Over the past three decades an increase in debate over the five words “Separation of Church and State” has been increasingly ramped up due to pressure from America’s religious and political right, as their agenda is to see that Christian theology play a vital role in the governing and in the legislation of our country. With the impending 2008 presidential election at hand, major news outlets such as Fox News have been running several programs and reports aimed at promoting the idea that religion and government should be mixed. One such special was hosted by GOP activist Newt Gingrich, who goes as far as to actually lie about the faith of the Founding Fathers.
The goal of the conservatives and fundamentalists is to guide the government with the Holy Bible; the rationale for their argument compounded and spread out. The more fronts that they can make their argument on the more confusing it is for laymen and political novices to mount a rational defense, and thus the more easily accepted it is into uneducated and poorly informed groups of society.
The key basis’s for the conservatives and fundamentalists are as follows; 1) the founding fathers based this nation and the US Constitution on Christian and Biblical values and principles; 2) the First Amendment does not really separate church from state; 3) the Supreme Court does not have the power to separate the church from state because the Constitution does not allow for it.
“The founding fathers based this nation on Christian and Biblical values and principles.”
Many politicians and influencers of opinion have been heard to utter this phrase before. This is perhaps the most incongruous of the absurd claims made by the right in this matter, as such, it is the most easily defeated, and as such it is fitting for it to be addressed first. Though ridiculous on its face, this is one claim that has the most credibility with the uneducated masses of the American public. This argument bears weight for two reasons; because as a mass, Americans possess little knowledge of their history, of their historical leaders, or of their present day government; and there is a common belief that society is becoming less religious over time.
The latter of the two reasons is based on the principle of repetition. If one hears something over and over enough, one will simply accept it as fact over time. The vocal “moral majority,” crying oppression, claims that the United States is becoming increasingly amoral, even immoral, and increasingly distant from the Christian faith.

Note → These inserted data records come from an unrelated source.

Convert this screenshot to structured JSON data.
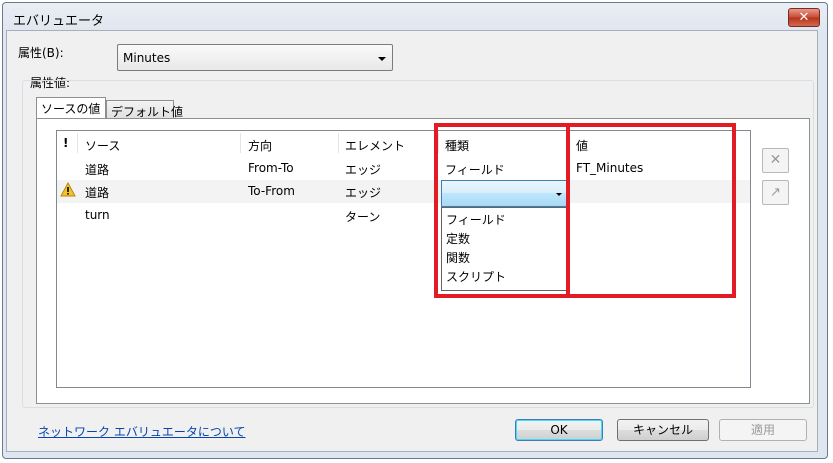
{
  "window": {
    "title": "エバリュエータ",
    "close_glyph": "✕"
  },
  "attribute": {
    "label": "属性(B):",
    "selected": "Minutes"
  },
  "attribute_values": {
    "label": "属性値:"
  },
  "tabs": [
    {
      "label": "ソースの値",
      "active": true
    },
    {
      "label": "デフォルト値",
      "active": false
    }
  ],
  "table": {
    "columns": {
      "warn": "!",
      "source": "ソース",
      "direction": "方向",
      "element": "エレメント",
      "type": "種類",
      "value": "値"
    },
    "rows": [
      {
        "warn_icon": "",
        "source": "道路",
        "direction": "From-To",
        "element": "エッジ",
        "type": "フィールド",
        "value": "FT_Minutes"
      },
      {
        "warn_icon": "warning-icon",
        "source": "道路",
        "direction": "To-From",
        "element": "エッジ",
        "type": "",
        "value": ""
      },
      {
        "warn_icon": "",
        "source": "turn",
        "direction": "",
        "element": "ターン",
        "type": "",
        "value": ""
      }
    ]
  },
  "type_dropdown": {
    "options": [
      "フィールド",
      "定数",
      "関数",
      "スクリプト"
    ]
  },
  "side_buttons": {
    "clear_glyph": "✕",
    "properties_glyph": "↗"
  },
  "footer": {
    "link": "ネットワーク エバリュエータについて",
    "ok": "OK",
    "cancel": "キャンセル",
    "apply": "適用"
  },
  "colors": {
    "highlight": "#e21c25",
    "selection": "#a7d9f5",
    "link": "#0645ad"
  }
}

Nothing can be further from the truth. In November 2000, the United States elected the first president in modern times who openly admits that faith is his leading factor in policy making. At no other time in America’s history would a leader who allows church to influence him so heavily be elected to the seat in the Executive Palace. What’s more is that church going has increased over the past four decades according to statistical data from the U.S. Census Bureau.
The simple reason why the right claims to be losing ground is because they are; they’re losing ground morally. In 1776 slavery was legal. In 1861 conservative states seceded from the Union in order to protect slavery, an effort proven to be futile when the 13th Amendment was ratified by the states was completed on December 6, 1865, but the Christian conservative movement in Mississippi prevented ratification of the Amendment until 1995.
Up until 1920 Christian leaders successfully prevented women from voting in America until the 19th Amendment passed 1920, because a woman’s voice is one which should neither be heard nor listened to.
Even after the passage of the 15th Amendment on February 3rd, 1870, it was not until January of 1964 with the passage of the 24th Amendment that Christian fundamentalist organizations were finally prevented from keeping blacks to vote.
In modern day America, all women and all races are welcome to vote in the United States; slavery is viewed as being so barbaric that it’s unimaginable; women have the right to choose whether or not to bear children and contraceptives are now legal; homosexuality is no longer illegal; non-Christian children are no longer forced to participate in Christian prayer in America’s public schools. With women and blacks voting, it is not difficult to see why the right protests and claims that morality is on the decline in this country.
The even more bizarre argument is that the founding fathers had no intention of separating the state and the religion, and that they themselves based U.S. law on Biblical Doctrine. The absurdity of such claims is easily demonstrated by merely referencing the words of America’s greatest thinkers, leaders, and Constitutional Framers.
John Adams, the second President of the United States, was instrumental in the establishment of the Constitution. The following quotes are excerpts from his letters to his friend Thomas Jefferson:
“This would be the best of all possible worlds, if there were no religion in it.”